_Assignment_. Go through the records underneath and count the lines that include the string "основании". Give nothing but the number.

_Available data_.

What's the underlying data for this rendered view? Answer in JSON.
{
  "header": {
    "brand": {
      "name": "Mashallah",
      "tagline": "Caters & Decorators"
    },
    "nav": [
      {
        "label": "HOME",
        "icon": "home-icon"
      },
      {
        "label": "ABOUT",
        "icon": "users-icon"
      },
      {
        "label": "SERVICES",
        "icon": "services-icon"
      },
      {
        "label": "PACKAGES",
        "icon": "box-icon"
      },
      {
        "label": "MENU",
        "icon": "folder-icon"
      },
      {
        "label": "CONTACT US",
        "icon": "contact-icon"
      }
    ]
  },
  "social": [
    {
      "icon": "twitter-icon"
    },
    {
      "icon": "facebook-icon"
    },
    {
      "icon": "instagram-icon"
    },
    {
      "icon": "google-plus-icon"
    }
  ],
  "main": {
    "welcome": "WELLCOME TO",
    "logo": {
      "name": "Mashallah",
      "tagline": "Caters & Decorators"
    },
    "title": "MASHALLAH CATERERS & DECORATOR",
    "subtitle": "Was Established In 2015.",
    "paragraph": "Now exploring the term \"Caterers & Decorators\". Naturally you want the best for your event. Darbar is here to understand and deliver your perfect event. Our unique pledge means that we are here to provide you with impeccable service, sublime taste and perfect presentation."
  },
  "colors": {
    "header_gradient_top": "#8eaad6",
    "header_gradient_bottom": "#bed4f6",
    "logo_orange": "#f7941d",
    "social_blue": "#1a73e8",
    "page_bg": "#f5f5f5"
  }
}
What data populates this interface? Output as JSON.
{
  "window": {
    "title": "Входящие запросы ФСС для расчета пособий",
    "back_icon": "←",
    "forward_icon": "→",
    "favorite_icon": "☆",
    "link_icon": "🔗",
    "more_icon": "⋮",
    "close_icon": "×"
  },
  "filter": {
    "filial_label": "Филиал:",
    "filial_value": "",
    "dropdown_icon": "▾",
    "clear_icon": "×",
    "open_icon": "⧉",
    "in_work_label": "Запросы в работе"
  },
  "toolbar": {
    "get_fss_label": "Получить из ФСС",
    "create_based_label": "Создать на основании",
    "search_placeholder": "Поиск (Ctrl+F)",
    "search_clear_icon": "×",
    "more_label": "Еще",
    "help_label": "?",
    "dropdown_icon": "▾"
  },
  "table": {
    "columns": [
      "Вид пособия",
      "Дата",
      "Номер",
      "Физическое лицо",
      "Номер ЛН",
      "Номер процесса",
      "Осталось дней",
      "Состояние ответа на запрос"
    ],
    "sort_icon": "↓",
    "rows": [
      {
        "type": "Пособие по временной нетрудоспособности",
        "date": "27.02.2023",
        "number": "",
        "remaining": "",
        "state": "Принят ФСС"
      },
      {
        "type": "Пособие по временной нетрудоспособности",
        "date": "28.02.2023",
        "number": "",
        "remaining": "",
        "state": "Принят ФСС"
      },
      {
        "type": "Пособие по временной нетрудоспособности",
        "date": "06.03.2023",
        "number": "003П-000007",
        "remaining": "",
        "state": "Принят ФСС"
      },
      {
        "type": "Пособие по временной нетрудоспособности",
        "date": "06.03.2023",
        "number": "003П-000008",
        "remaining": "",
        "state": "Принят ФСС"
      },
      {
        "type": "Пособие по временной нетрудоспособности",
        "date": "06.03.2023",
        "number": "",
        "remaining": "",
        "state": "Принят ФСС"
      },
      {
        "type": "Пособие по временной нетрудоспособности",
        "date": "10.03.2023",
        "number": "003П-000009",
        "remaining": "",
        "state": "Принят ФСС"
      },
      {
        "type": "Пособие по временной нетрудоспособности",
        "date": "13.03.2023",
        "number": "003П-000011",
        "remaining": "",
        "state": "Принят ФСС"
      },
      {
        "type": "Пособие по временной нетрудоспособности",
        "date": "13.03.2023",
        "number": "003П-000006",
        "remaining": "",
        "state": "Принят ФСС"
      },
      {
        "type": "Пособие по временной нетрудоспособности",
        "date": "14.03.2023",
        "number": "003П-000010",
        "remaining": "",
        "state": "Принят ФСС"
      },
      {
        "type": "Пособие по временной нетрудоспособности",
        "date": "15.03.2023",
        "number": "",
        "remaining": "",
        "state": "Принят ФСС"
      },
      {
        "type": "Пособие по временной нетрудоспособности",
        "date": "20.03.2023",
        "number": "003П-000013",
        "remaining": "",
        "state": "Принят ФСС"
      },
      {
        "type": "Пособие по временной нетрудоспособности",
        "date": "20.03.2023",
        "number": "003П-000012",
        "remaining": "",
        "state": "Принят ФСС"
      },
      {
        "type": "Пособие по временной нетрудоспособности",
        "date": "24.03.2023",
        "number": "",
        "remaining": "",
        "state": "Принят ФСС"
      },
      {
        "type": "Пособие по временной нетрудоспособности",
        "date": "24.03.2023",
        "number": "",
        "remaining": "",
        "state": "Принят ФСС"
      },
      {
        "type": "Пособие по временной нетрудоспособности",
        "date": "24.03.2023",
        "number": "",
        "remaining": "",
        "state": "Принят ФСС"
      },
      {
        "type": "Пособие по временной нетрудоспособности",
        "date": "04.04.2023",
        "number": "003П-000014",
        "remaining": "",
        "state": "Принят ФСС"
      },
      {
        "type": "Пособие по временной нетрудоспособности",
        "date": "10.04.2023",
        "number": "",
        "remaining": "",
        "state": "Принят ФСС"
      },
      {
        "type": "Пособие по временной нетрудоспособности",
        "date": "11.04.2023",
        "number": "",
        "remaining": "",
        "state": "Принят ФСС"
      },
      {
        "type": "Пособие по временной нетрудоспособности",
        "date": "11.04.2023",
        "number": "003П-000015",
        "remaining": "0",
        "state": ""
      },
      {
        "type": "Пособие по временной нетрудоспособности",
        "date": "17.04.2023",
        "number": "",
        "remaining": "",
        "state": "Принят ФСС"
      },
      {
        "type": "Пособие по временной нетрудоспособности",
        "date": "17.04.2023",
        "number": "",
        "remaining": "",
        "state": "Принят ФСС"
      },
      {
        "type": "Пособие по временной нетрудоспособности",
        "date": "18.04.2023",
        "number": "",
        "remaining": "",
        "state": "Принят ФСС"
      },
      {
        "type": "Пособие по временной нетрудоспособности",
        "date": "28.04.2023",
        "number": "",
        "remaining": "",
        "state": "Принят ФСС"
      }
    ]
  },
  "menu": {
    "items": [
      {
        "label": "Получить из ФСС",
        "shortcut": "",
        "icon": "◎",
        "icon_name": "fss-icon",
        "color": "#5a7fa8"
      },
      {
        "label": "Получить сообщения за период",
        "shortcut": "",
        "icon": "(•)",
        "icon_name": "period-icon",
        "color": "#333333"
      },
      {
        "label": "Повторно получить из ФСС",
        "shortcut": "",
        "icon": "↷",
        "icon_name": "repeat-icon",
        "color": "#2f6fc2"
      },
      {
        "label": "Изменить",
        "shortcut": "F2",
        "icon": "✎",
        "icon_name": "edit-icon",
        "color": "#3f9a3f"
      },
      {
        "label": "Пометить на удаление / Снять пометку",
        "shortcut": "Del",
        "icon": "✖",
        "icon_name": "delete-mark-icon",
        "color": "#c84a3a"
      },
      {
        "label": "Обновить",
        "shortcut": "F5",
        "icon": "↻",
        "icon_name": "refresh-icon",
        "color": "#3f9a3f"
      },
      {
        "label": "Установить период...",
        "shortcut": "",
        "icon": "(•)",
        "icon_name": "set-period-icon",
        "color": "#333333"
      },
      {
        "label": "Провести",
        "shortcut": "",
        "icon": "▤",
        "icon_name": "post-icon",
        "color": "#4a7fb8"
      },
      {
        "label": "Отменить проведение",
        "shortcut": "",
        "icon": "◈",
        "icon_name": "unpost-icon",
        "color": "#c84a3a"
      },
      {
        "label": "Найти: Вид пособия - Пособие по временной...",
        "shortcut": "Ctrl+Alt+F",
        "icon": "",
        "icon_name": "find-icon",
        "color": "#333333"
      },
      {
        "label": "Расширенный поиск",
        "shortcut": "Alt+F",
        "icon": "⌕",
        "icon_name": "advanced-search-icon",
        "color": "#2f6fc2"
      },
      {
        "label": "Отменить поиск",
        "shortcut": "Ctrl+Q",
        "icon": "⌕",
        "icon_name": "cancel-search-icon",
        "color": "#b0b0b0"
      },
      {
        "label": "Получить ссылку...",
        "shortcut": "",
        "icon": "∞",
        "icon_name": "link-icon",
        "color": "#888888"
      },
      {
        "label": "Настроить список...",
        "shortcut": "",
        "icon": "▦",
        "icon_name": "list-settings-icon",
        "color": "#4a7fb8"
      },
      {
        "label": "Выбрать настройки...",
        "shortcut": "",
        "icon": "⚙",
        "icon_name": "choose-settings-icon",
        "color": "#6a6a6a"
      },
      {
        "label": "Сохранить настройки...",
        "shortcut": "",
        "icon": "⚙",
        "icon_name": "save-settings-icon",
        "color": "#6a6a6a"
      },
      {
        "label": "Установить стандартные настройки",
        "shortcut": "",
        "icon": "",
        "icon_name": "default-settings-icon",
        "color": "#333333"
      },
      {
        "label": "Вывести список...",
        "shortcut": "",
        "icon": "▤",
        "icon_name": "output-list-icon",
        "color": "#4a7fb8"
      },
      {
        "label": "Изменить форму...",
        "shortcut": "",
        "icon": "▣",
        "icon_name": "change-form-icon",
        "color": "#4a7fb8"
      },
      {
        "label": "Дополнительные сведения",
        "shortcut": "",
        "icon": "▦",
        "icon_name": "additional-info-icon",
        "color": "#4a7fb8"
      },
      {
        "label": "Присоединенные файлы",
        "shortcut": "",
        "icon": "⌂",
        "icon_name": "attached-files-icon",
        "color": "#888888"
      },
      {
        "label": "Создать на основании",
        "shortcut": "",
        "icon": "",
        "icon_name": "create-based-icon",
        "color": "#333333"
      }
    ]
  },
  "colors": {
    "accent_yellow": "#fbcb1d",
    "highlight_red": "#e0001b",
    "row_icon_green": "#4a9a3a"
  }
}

_Response below_. 2